- [EXERCISE DESCRIPTION]
The answer must consist of every line from the entries below that contains the word "heart".

- [DATASET EXTRACT]
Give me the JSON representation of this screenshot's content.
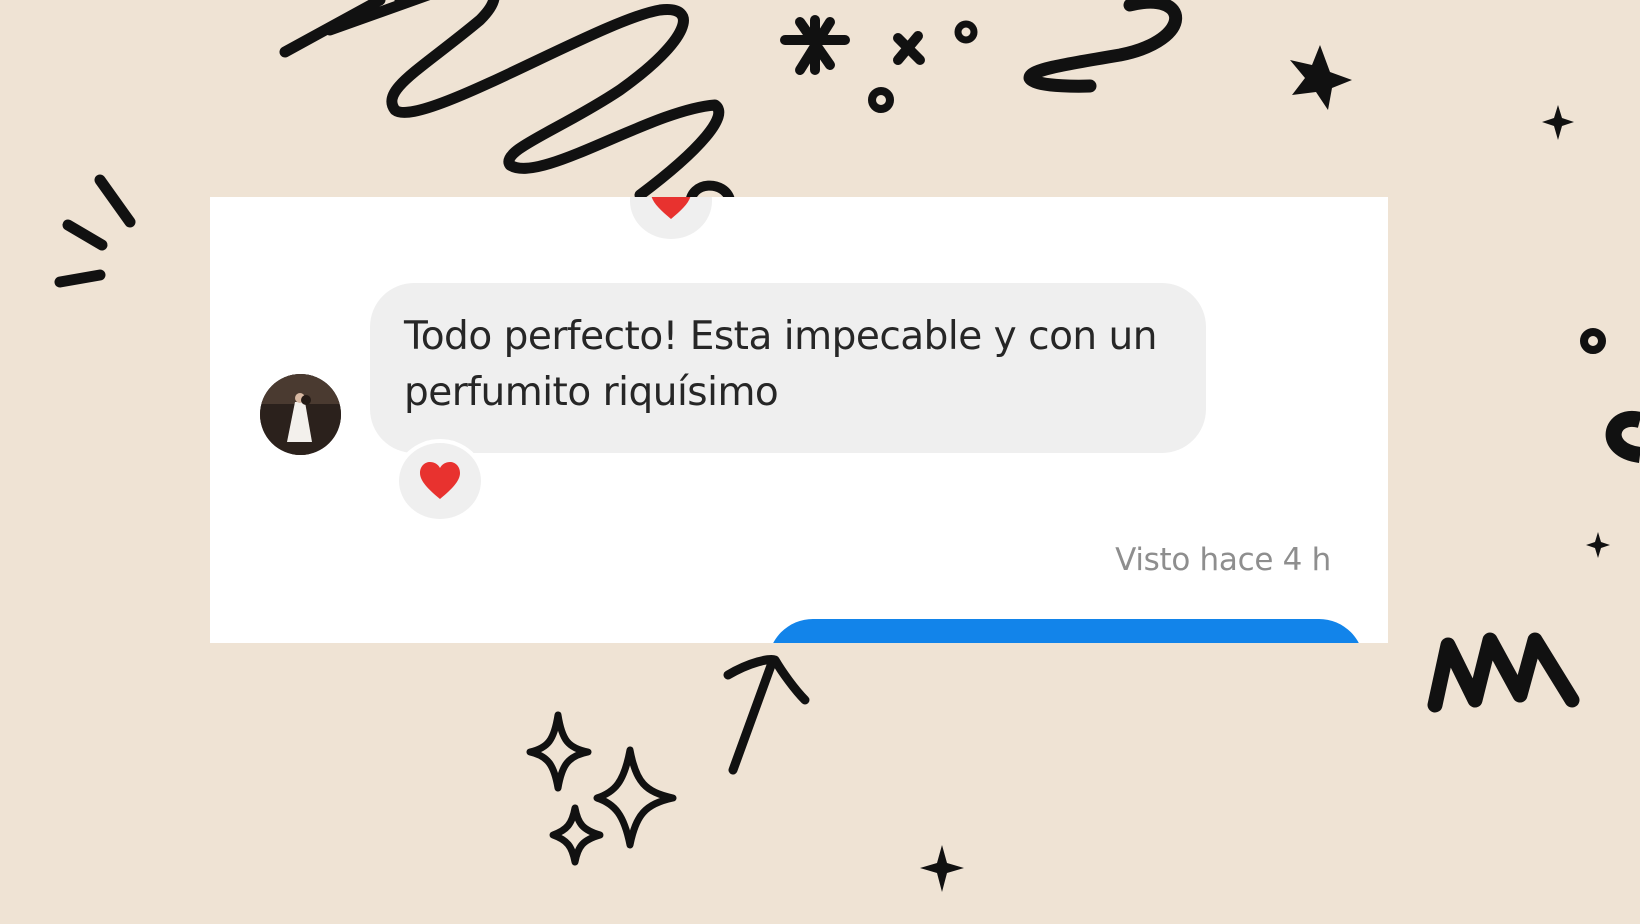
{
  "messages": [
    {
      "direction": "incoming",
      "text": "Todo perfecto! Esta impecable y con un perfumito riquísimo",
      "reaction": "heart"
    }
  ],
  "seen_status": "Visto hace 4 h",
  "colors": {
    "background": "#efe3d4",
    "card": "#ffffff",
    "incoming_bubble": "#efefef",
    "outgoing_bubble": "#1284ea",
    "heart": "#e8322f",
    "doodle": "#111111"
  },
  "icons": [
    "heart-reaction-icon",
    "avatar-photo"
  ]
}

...

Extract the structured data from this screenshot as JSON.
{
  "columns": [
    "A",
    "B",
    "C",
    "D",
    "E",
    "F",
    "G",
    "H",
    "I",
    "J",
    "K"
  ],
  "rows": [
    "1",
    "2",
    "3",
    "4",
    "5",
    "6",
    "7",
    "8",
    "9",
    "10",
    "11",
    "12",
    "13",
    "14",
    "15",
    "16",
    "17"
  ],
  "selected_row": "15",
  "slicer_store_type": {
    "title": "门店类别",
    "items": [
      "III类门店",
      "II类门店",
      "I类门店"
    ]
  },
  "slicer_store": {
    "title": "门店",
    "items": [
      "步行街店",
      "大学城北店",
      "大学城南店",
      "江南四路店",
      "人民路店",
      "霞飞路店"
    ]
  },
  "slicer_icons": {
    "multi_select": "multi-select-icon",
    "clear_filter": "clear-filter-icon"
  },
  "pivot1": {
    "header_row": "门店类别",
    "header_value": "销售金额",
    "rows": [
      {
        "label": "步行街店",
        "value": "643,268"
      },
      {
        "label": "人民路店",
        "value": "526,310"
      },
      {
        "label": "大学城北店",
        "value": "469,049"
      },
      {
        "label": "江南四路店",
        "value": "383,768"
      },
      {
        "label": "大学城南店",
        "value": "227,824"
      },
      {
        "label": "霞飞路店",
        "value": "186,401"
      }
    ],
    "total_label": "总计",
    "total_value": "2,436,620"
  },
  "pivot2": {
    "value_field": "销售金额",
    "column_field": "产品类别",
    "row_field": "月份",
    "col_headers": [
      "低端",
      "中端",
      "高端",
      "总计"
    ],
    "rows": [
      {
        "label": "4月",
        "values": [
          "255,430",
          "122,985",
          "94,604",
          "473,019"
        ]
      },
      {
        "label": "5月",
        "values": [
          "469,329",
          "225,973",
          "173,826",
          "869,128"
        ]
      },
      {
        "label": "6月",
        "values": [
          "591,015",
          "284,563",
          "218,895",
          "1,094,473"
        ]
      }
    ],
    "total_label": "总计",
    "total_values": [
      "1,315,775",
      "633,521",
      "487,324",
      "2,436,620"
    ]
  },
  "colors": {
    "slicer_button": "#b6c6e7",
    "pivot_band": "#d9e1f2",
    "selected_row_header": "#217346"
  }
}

- [THE ANSWER]
      "reaction": "heart"
    "heart": "#e8322f",
    "heart-reaction-icon",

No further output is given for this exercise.